Write out all of the data again, exactly as it reads.

[Source information]:
---

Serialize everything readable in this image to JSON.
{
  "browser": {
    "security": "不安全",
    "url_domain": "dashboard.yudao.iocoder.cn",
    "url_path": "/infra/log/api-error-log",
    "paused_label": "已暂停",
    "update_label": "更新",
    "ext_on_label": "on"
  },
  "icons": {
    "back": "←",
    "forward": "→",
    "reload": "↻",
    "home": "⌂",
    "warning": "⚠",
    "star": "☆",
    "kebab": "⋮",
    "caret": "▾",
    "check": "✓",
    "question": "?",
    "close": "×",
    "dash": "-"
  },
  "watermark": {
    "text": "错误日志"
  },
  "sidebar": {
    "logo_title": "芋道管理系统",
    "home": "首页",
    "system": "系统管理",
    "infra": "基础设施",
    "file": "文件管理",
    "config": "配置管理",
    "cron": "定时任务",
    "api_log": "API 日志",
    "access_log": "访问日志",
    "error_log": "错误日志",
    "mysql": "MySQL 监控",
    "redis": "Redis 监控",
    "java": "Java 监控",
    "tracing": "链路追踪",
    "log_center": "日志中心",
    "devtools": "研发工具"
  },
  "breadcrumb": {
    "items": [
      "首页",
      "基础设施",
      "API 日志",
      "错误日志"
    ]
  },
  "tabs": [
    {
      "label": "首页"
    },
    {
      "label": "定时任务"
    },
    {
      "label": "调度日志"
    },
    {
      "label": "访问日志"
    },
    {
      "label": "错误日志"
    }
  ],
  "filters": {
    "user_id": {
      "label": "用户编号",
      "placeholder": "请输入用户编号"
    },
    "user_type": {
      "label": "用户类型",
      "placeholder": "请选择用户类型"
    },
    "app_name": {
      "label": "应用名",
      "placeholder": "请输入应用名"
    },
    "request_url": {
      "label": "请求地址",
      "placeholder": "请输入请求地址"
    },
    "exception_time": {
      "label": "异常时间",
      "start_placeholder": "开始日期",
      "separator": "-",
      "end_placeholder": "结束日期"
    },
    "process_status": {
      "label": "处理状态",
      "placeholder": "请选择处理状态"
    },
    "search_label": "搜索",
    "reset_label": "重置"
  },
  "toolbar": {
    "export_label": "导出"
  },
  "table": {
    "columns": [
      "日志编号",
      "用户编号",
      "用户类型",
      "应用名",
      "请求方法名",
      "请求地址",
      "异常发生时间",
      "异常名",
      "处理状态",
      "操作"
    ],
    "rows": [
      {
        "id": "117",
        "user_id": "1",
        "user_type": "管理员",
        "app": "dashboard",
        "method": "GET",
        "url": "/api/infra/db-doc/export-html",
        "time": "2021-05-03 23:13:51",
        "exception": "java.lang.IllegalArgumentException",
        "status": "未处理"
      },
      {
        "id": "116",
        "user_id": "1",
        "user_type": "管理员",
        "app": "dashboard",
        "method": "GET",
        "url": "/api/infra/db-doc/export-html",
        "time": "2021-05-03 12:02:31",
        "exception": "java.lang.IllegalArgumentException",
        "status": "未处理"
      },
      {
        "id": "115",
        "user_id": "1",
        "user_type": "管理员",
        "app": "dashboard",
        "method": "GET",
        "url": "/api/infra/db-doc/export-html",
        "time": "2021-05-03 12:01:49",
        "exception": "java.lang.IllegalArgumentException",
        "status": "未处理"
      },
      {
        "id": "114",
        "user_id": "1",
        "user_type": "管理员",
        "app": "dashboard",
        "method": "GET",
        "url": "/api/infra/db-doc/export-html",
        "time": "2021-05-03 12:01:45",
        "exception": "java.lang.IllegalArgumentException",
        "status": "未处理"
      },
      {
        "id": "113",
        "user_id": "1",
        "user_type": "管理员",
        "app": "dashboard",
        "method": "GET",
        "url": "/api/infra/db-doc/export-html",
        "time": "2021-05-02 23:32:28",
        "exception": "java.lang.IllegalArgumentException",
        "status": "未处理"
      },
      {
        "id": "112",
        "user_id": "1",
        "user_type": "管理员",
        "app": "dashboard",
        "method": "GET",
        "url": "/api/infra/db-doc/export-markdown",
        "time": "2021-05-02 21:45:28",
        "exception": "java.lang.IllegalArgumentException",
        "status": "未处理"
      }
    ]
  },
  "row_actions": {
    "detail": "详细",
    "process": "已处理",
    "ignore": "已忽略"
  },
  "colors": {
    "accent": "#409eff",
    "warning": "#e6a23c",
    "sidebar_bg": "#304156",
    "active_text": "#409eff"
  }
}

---

[Response to the exercise]:
Serialize everything readable in this image to JSON.
{
  "browser": {
    "security": "不安全",
    "url_domain": "dashboard.yudao.iocoder.cn",
    "url_path": "/infra/log/api-error-log",
    "paused_label": "已暂停",
    "update_label": "更新",
    "ext_on_label": "on"
  },
  "icons": {
    "back": "←",
    "forward": "→",
    "reload": "↻",
    "home": "⌂",
    "warning": "⚠",
    "star": "☆",
    "kebab": "⋮",
    "caret": "▾",
    "check": "✓",
    "question": "?",
    "close": "×",
    "dash": "-"
  },
  "watermark": {
    "text": "错误日志"
  },
  "sidebar": {
    "logo_title": "芋道管理系统",
    "home": "首页",
    "system": "系统管理",
    "infra": "基础设施",
    "file": "文件管理",
    "config": "配置管理",
    "cron": "定时任务",
    "api_log": "API 日志",
    "access_log": "访问日志",
    "error_log": "错误日志",
    "mysql": "MySQL 监控",
    "redis": "Redis 监控",
    "java": "Java 监控",
    "tracing": "链路追踪",
    "log_center": "日志中心",
    "devtools": "研发工具"
  },
  "breadcrumb": {
    "items": [
      "首页",
      "基础设施",
      "API 日志",
      "错误日志"
    ]
  },
  "tabs": [
    {
      "label": "首页"
    },
    {
      "label": "定时任务"
    },
    {
      "label": "调度日志"
    },
    {
      "label": "访问日志"
    },
    {
      "label": "错误日志"
    }
  ],
  "filters": {
    "user_id": {
      "label": "用户编号",
      "placeholder": "请输入用户编号"
    },
    "user_type": {
      "label": "用户类型",
      "placeholder": "请选择用户类型"
    },
    "app_name": {
      "label": "应用名",
      "placeholder": "请输入应用名"
    },
    "request_url": {
      "label": "请求地址",
      "placeholder": "请输入请求地址"
    },
    "exception_time": {
      "label": "异常时间",
      "start_placeholder": "开始日期",
      "separator": "-",
      "end_placeholder": "结束日期"
    },
    "process_status": {
      "label": "处理状态",
      "placeholder": "请选择处理状态"
    },
    "search_label": "搜索",
    "reset_label": "重置"
  },
  "toolbar": {
    "export_label": "导出"
  },
  "table": {
    "columns": [
      "日志编号",
      "用户编号",
      "用户类型",
      "应用名",
      "请求方法名",
      "请求地址",
      "异常发生时间",
      "异常名",
      "处理状态",
      "操作"
    ],
    "rows": [
      {
        "id": "117",
        "user_id": "1",
        "user_type": "管理员",
        "app": "dashboard",
        "method": "GET",
        "url": "/api/infra/db-doc/export-html",
        "time": "2021-05-03 23:13:51",
        "exception": "java.lang.IllegalArgumentException",
        "status": "未处理"
      },
      {
        "id": "116",
        "user_id": "1",
        "user_type": "管理员",
        "app": "dashboard",
        "method": "GET",
        "url": "/api/infra/db-doc/export-html",
        "time": "2021-05-03 12:02:31",
        "exception": "java.lang.IllegalArgumentException",
        "status": "未处理"
      },
      {
        "id": "115",
        "user_id": "1",
        "user_type": "管理员",
        "app": "dashboard",
        "method": "GET",
        "url": "/api/infra/db-doc/export-html",
        "time": "2021-05-03 12:01:49",
        "exception": "java.lang.IllegalArgumentException",
        "status": "未处理"
      },
      {
        "id": "114",
        "user_id": "1",
        "user_type": "管理员",
        "app": "dashboard",
        "method": "GET",
        "url": "/api/infra/db-doc/export-html",
        "time": "2021-05-03 12:01:45",
        "exception": "java.lang.IllegalArgumentException",
        "status": "未处理"
      },
      {
        "id": "113",
        "user_id": "1",
        "user_type": "管理员",
        "app": "dashboard",
        "method": "GET",
        "url": "/api/infra/db-doc/export-html",
        "time": "2021-05-02 23:32:28",
        "exception": "java.lang.IllegalArgumentException",
        "status": "未处理"
      },
      {
        "id": "112",
        "user_id": "1",
        "user_type": "管理员",
        "app": "dashboard",
        "method": "GET",
        "url": "/api/infra/db-doc/export-markdown",
        "time": "2021-05-02 21:45:28",
        "exception": "java.lang.IllegalArgumentException",
        "status": "未处理"
      }
    ]
  },
  "row_actions": {
    "detail": "详细",
    "process": "已处理",
    "ignore": "已忽略"
  },
  "colors": {
    "accent": "#409eff",
    "warning": "#e6a23c",
    "sidebar_bg": "#304156",
    "active_text": "#409eff"
  }
}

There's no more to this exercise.